Figurines from the Jômon period have been found in greater numbers than figural representations from Neolithic China or Korea, pointing toward Japan’s rich ritual life, within which these figurines played an important role.
Though roughly executed, this figurine exudes human expression. Its features were made with a stick (the V-shaped mouth), by pinching clay between the artist’s fingers (the nose, brow, and ears), and by pressing the artist’s nails into the clay (the eyes). Although this sculpture is missing most of its arms and legs, a line indicating some sort of clothing worn at the waist is visible. Next to one eye is a natural stone inclusion in the clay, and red pigment was painted in the incisions. On the back is a spiral design, as well as a modern label that indicates that the figure was unearthed in the Tama ward area of western Tokyo.
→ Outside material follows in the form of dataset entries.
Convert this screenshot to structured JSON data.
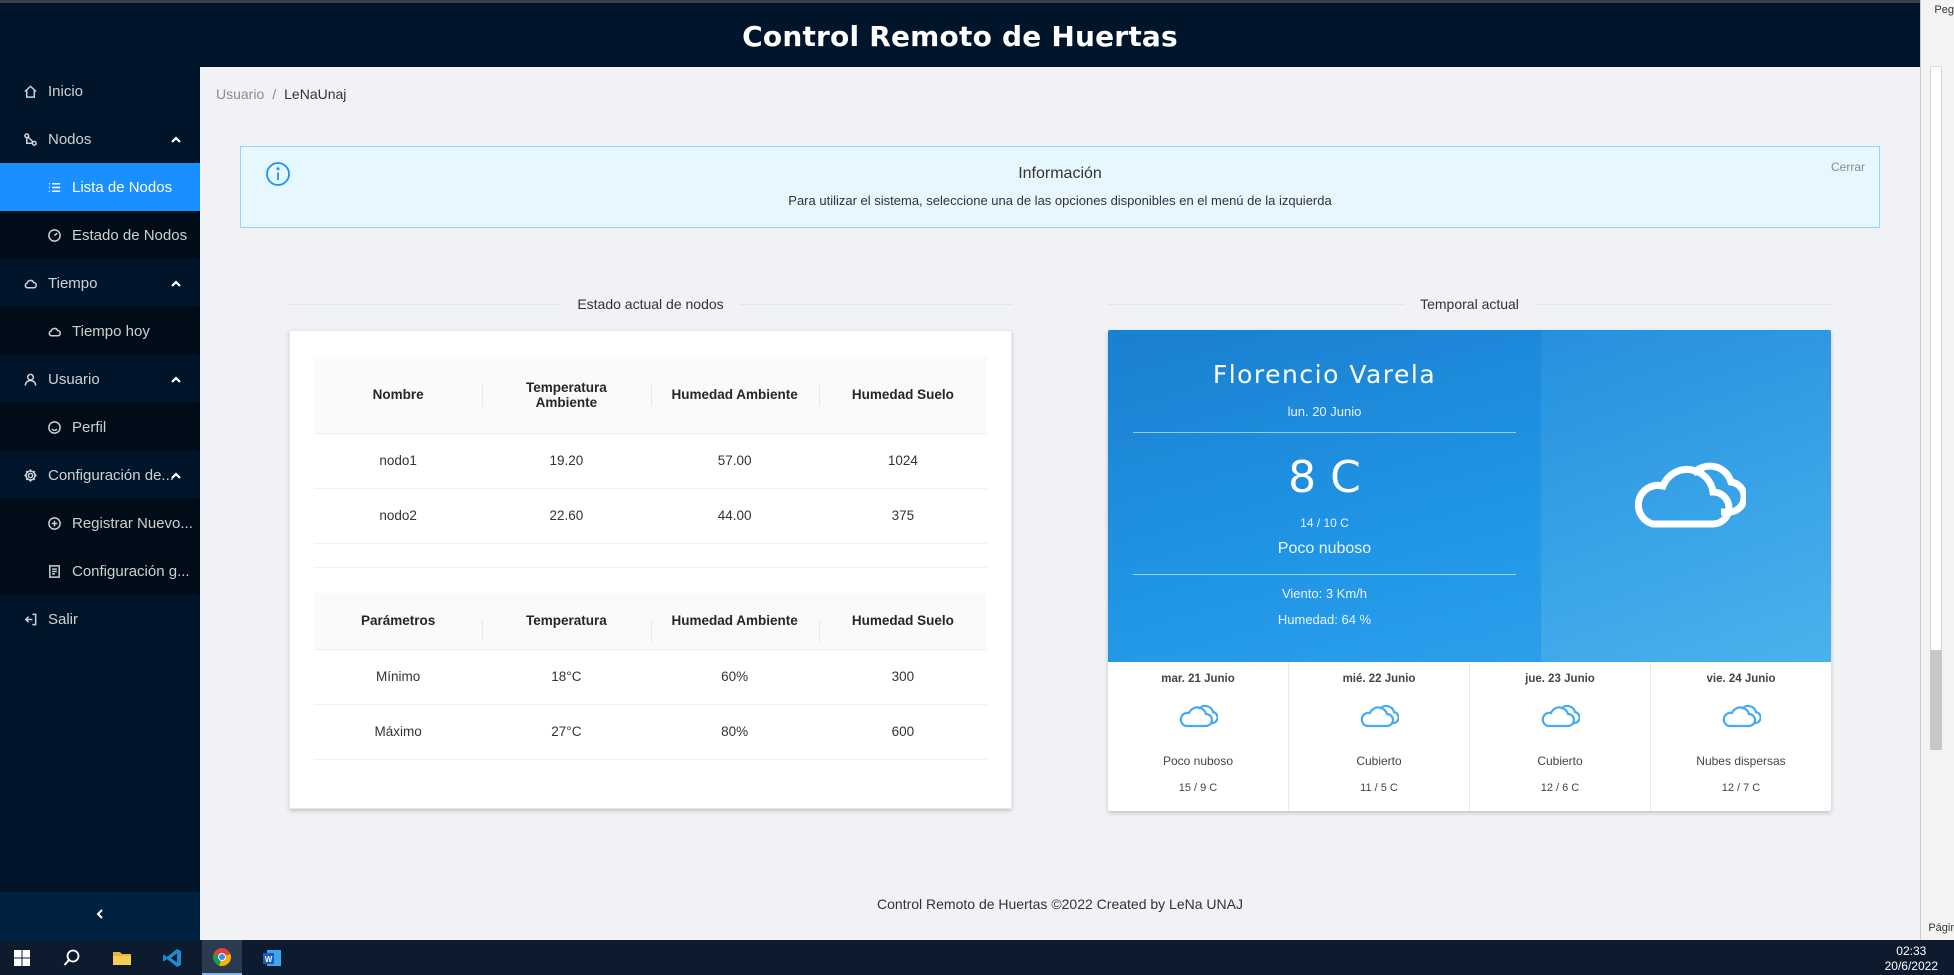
{
  "header": {
    "title": "Control Remoto de Huertas"
  },
  "sidebar": {
    "items": [
      {
        "label": "Inicio",
        "icon": "home-icon"
      },
      {
        "label": "Nodos",
        "icon": "nodes-icon"
      },
      {
        "label": "Lista de Nodos",
        "icon": "list-icon"
      },
      {
        "label": "Estado de Nodos",
        "icon": "dashboard-icon"
      },
      {
        "label": "Tiempo",
        "icon": "cloud-icon"
      },
      {
        "label": "Tiempo hoy",
        "icon": "cloud-icon"
      },
      {
        "label": "Usuario",
        "icon": "user-icon"
      },
      {
        "label": "Perfil",
        "icon": "smile-icon"
      },
      {
        "label": "Configuración de...",
        "icon": "gear-icon"
      },
      {
        "label": "Registrar Nuevo...",
        "icon": "plus-circle-icon"
      },
      {
        "label": "Configuración g...",
        "icon": "config-icon"
      },
      {
        "label": "Salir",
        "icon": "logout-icon"
      }
    ],
    "active_item": "Lista de Nodos",
    "accent_color": "#1890ff",
    "background_color": "#001529"
  },
  "breadcrumb": {
    "items": [
      "Usuario",
      "LeNaUnaj"
    ],
    "separator": "/"
  },
  "alert": {
    "title": "Información",
    "description": "Para utilizar el sistema, seleccione una de las opciones disponibles en el menú de la izquierda",
    "close": "Cerrar",
    "icon": "info-circle-icon"
  },
  "nodes_section": {
    "title": "Estado actual de nodos",
    "status_table": {
      "headers": [
        "Nombre",
        "Temperatura Ambiente",
        "Humedad Ambiente",
        "Humedad Suelo"
      ],
      "rows": [
        [
          "nodo1",
          "19.20",
          "57.00",
          "1024"
        ],
        [
          "nodo2",
          "22.60",
          "44.00",
          "375"
        ]
      ]
    },
    "params_table": {
      "headers": [
        "Parámetros",
        "Temperatura",
        "Humedad Ambiente",
        "Humedad Suelo"
      ],
      "rows": [
        [
          "Mínimo",
          "18°C",
          "60%",
          "300"
        ],
        [
          "Máximo",
          "27°C",
          "80%",
          "600"
        ]
      ]
    }
  },
  "weather_section": {
    "title": "Temporal actual",
    "city": "Florencio Varela",
    "date": "lun. 20 Junio",
    "temperature": "8 C",
    "min_max": "14 / 10 C",
    "description": "Poco nuboso",
    "wind": "Viento: 3 Km/h",
    "humidity": "Humedad: 64 %",
    "icon": "clouds-icon",
    "forecast": [
      {
        "day": "mar. 21 Junio",
        "desc": "Poco nuboso",
        "temps": "15 / 9 C"
      },
      {
        "day": "mié. 22 Junio",
        "desc": "Cubierto",
        "temps": "11 / 5 C"
      },
      {
        "day": "jue. 23 Junio",
        "desc": "Cubierto",
        "temps": "12 / 6 C"
      },
      {
        "day": "vie. 24 Junio",
        "desc": "Nubes dispersas",
        "temps": "12 / 7 C"
      }
    ]
  },
  "footer": {
    "text": "Control Remoto de Huertas ©2022 Created by LeNa UNAJ"
  },
  "word_panel": {
    "top_label": "Peg",
    "bottom_label": "Págir"
  },
  "taskbar": {
    "apps": [
      "windows-start-icon",
      "search-icon",
      "file-explorer-icon",
      "vscode-icon",
      "chrome-icon",
      "word-icon"
    ],
    "time": "02:33",
    "date": "20/6/2022"
  }
}
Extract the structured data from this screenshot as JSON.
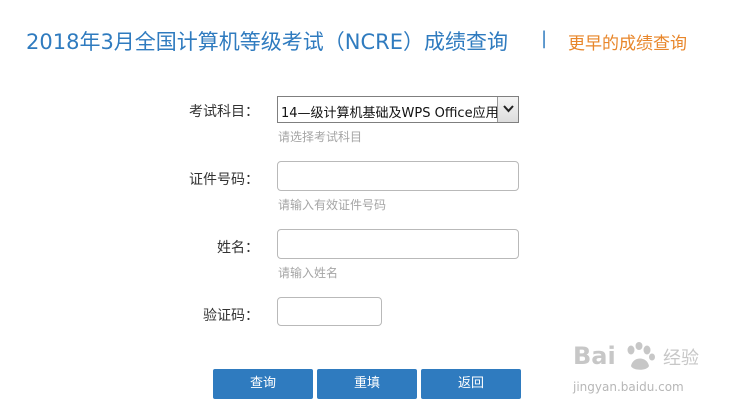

- Smiling Figurine
- Japan (Object made in)
- 1000 BCE–300 BCE
- 11.5 × 9.6 × 3.9 cm (4 1/2 × 3 3/4 × 1 1/2 in.)
- Purchased with Funds Provided by the Weston Foundation; President's Exhibition and Acquisition Fund